DESCRIPTION OF THE TASK:
Go through the data line by line. Copy each one holding the string "more".

=== Section Start ===

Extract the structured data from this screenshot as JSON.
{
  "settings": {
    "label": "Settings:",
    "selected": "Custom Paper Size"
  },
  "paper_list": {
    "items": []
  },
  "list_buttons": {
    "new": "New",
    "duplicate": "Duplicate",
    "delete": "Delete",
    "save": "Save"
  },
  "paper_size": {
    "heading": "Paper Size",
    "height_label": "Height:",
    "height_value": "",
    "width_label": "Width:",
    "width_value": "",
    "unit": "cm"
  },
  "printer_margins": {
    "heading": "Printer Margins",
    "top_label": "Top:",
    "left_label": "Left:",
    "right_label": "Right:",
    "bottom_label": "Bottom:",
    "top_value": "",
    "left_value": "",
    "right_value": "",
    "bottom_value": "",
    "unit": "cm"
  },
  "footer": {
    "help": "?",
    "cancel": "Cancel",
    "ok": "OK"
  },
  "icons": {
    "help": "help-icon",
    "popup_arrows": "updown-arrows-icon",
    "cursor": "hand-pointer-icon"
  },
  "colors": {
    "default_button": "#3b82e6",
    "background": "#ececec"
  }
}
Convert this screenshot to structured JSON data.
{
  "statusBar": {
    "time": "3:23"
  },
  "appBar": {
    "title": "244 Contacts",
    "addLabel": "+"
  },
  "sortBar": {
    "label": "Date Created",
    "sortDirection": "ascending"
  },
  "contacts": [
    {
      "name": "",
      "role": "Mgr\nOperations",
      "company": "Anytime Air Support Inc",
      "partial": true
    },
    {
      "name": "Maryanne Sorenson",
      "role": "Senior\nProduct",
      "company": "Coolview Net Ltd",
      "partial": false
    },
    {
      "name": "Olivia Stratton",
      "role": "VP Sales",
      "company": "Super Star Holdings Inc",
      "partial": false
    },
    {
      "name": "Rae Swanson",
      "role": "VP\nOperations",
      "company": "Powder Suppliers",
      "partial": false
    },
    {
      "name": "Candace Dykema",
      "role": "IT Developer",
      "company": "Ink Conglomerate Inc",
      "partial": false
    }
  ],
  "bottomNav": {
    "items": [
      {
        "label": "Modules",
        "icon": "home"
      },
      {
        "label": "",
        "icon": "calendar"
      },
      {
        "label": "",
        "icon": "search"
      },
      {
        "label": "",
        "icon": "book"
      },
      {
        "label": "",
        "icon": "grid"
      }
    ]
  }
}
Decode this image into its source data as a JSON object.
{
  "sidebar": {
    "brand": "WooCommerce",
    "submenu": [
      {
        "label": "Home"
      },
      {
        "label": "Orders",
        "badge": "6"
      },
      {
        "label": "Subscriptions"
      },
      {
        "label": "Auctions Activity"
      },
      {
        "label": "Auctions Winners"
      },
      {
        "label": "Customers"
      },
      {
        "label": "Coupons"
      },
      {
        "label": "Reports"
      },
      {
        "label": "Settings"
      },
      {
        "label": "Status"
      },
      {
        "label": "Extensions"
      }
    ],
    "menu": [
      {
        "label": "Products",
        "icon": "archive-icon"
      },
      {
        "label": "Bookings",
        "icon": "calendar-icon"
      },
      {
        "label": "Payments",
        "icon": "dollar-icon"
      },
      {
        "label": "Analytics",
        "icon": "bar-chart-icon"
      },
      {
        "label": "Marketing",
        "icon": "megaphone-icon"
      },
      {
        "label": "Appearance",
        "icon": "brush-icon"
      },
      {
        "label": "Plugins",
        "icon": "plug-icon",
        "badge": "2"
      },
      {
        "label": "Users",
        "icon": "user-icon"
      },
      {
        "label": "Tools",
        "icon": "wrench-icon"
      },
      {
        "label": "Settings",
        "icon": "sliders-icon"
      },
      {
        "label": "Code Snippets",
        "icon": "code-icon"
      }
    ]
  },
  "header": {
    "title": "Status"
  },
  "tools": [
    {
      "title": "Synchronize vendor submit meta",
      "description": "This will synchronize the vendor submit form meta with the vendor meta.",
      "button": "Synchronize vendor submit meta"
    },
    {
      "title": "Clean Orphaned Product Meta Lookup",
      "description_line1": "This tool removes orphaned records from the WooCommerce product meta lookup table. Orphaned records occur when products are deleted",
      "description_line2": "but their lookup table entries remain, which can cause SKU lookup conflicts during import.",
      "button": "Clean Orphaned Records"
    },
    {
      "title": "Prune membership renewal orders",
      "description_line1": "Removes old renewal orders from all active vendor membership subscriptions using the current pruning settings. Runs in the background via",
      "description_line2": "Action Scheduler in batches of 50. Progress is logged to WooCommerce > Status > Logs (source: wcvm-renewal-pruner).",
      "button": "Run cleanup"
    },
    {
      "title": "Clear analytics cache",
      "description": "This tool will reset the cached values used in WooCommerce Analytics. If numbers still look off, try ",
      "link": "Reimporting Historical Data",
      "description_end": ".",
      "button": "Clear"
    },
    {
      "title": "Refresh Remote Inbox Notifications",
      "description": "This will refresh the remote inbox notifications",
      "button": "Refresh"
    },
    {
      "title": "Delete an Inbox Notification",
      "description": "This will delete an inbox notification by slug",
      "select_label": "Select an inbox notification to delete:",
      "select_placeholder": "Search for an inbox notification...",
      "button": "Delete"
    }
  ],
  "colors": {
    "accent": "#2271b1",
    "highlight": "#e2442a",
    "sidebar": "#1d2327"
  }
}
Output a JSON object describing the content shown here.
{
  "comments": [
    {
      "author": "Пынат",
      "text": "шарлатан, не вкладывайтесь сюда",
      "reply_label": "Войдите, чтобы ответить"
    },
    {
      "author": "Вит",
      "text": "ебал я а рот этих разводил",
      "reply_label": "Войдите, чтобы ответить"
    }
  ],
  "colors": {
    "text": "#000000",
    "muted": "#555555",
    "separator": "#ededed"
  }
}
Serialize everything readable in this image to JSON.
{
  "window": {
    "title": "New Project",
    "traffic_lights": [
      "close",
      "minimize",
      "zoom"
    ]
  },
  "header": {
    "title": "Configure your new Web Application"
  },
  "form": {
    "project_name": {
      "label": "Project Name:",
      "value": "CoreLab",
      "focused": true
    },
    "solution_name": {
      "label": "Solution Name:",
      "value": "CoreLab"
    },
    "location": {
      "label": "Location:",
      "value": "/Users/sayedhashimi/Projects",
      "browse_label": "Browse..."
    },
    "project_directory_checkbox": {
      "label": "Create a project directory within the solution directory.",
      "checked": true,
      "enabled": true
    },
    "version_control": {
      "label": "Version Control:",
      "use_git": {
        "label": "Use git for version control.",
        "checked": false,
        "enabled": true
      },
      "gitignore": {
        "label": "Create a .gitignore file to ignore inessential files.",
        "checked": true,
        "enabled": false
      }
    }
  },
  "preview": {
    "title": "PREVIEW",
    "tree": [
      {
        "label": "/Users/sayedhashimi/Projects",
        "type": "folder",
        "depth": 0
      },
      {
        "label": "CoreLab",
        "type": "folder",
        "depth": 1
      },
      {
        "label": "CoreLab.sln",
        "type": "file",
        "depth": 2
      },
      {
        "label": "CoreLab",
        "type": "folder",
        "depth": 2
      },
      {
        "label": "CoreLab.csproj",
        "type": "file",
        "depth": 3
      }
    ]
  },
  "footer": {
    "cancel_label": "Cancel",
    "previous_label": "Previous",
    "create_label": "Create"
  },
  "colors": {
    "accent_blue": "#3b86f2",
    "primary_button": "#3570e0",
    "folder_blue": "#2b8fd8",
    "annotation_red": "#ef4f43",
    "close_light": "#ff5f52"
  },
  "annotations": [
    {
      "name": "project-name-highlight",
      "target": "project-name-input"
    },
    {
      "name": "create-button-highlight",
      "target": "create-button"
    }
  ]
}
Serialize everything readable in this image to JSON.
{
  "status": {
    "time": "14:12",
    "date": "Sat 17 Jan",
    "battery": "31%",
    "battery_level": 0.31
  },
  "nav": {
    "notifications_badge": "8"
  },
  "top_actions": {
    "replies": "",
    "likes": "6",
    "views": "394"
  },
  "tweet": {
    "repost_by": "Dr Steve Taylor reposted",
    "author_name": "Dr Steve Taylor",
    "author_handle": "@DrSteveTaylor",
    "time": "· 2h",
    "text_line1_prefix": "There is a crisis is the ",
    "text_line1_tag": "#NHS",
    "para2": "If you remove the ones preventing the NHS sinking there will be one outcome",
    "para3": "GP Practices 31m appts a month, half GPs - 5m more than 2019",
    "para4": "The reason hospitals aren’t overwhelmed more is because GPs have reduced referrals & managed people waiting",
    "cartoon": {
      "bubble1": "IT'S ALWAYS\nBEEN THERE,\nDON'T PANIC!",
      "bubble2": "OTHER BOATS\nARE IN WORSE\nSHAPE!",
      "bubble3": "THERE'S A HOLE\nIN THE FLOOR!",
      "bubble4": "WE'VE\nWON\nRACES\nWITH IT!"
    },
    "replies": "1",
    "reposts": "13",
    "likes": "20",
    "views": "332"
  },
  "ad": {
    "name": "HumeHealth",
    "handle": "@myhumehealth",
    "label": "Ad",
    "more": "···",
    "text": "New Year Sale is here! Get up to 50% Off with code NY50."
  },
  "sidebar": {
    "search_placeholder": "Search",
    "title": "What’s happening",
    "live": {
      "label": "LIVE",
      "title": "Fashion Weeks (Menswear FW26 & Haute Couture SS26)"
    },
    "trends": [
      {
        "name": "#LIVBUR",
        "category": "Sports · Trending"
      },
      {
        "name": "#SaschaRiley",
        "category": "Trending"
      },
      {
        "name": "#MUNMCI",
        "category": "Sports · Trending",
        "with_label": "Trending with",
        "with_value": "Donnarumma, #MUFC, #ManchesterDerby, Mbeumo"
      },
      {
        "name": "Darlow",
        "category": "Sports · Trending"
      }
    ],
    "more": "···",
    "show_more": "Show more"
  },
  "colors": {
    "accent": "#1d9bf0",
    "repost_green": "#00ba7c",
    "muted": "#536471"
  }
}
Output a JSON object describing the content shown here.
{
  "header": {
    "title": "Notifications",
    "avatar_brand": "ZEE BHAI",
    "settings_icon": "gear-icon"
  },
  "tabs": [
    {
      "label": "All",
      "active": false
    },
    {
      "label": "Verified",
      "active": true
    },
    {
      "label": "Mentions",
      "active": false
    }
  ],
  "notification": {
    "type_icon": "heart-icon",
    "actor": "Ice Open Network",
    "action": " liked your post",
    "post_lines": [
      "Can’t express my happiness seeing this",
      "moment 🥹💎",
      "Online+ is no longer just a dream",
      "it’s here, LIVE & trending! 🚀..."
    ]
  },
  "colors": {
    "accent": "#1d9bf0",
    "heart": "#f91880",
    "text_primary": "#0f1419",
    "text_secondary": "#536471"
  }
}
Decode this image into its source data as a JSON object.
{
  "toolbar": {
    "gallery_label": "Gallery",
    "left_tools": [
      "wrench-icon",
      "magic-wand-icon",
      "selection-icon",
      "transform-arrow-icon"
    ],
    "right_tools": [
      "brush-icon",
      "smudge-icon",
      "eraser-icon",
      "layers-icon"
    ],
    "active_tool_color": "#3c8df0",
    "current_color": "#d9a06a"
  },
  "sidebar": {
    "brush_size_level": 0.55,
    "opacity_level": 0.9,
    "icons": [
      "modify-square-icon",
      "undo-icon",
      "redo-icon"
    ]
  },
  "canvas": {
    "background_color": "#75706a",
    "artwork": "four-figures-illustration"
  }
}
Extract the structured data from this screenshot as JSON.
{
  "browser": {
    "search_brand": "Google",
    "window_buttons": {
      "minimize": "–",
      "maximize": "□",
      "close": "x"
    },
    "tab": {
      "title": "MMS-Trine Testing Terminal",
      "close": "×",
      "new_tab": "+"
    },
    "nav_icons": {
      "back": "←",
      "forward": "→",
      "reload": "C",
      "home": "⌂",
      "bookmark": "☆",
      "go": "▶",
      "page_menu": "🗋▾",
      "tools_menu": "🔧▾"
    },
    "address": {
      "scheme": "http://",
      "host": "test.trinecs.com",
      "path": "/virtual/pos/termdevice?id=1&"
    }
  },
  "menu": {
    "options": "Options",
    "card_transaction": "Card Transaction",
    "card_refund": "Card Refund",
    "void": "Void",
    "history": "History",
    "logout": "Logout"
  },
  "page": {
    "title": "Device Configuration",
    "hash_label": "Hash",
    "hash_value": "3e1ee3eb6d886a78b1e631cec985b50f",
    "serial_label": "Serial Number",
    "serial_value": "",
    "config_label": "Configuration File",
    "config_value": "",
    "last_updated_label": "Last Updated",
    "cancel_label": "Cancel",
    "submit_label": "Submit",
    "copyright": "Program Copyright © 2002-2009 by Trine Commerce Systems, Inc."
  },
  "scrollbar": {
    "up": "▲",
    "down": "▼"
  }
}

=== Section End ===

EXERCISE RESULT:
    "para3": "GP Practices 31m appts a month, half GPs - 5m more than 2019",
    "para4": "The reason hospitals aren’t overwhelmed more is because GPs have reduced referrals & managed people waiting",
    "more": "···",
    "more": "···",
    "show_more": "Show more"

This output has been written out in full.